◆ Instructions for the task
Within the data below, count every line that includes "part" and report the total alone.

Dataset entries
Content starts
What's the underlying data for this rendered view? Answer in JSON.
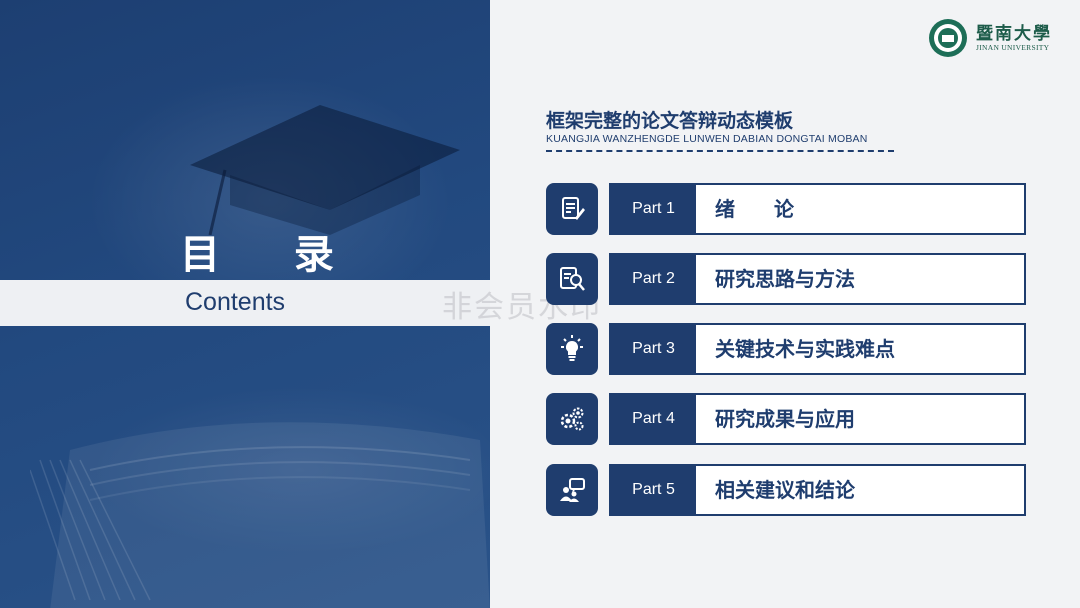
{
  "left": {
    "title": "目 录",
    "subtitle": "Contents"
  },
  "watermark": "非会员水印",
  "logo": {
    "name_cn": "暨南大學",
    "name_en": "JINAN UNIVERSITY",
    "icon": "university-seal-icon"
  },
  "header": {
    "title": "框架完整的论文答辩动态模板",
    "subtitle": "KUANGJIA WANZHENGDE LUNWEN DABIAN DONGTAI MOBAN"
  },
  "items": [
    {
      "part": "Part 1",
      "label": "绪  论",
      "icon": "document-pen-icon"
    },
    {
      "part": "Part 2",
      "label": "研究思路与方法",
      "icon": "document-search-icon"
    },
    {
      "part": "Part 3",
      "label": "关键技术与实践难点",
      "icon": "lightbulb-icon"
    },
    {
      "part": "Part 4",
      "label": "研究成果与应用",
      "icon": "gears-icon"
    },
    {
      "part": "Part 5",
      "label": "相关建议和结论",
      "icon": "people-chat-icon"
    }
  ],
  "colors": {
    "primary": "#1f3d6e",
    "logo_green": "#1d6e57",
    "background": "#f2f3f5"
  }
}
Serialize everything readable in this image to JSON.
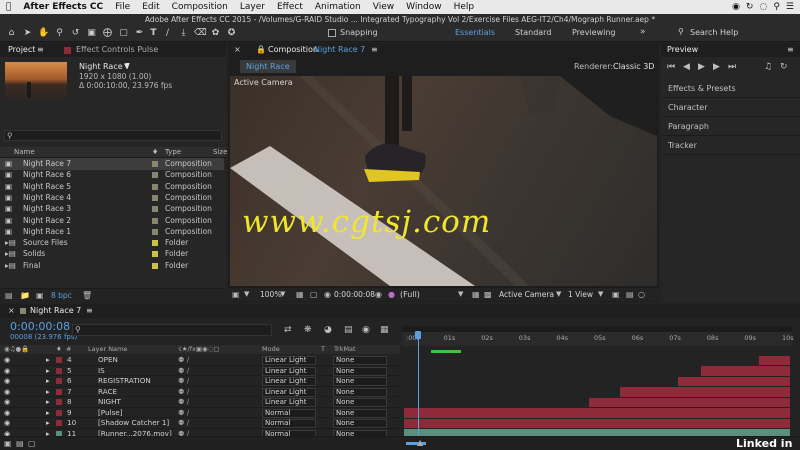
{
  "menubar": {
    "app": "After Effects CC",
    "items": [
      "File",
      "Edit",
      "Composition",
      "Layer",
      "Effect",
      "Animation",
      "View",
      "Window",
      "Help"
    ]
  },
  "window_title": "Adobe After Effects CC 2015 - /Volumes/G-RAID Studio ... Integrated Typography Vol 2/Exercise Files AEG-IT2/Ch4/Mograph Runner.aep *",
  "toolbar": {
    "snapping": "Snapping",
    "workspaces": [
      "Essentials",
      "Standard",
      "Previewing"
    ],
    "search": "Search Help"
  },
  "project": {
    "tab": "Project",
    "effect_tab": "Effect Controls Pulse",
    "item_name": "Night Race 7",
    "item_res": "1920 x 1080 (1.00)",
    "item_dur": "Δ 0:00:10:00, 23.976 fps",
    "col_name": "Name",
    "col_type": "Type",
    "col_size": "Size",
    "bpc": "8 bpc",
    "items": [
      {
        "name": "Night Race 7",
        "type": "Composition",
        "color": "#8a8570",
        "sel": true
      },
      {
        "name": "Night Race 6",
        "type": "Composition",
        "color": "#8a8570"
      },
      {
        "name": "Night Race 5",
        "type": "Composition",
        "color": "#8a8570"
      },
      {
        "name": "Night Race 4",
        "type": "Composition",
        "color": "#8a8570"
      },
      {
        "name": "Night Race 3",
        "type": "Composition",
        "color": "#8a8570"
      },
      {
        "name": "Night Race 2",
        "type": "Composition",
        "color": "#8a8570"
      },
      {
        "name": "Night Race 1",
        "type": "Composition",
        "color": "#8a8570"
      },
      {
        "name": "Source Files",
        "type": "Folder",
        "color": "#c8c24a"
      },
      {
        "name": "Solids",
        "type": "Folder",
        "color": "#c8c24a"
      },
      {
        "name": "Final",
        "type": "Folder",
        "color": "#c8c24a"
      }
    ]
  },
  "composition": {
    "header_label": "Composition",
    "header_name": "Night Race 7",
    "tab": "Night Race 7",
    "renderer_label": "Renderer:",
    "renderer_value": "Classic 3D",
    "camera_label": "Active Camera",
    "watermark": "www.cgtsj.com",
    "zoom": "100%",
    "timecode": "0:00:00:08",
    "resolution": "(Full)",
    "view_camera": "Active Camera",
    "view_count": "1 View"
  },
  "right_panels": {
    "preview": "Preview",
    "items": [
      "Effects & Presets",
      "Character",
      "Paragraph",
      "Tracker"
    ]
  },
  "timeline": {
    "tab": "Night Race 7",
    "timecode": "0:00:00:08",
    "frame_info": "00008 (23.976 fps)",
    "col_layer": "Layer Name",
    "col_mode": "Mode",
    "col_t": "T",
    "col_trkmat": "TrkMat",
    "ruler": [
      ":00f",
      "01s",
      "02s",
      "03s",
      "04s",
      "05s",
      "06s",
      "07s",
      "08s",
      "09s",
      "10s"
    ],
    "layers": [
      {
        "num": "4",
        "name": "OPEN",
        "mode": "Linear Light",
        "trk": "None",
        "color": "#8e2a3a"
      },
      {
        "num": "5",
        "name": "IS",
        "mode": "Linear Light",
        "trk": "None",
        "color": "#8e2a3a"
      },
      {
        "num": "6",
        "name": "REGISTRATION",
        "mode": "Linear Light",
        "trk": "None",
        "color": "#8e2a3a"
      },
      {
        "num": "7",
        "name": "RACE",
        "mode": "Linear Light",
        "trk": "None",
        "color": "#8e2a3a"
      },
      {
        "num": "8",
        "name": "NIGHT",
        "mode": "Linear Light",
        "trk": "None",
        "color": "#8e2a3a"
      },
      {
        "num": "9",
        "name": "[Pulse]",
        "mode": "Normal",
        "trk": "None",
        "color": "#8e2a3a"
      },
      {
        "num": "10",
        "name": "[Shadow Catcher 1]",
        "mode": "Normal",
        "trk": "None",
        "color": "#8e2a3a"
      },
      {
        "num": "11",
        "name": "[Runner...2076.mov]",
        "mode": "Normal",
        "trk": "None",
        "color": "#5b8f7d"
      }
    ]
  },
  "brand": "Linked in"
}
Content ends
◆ Response to this task
5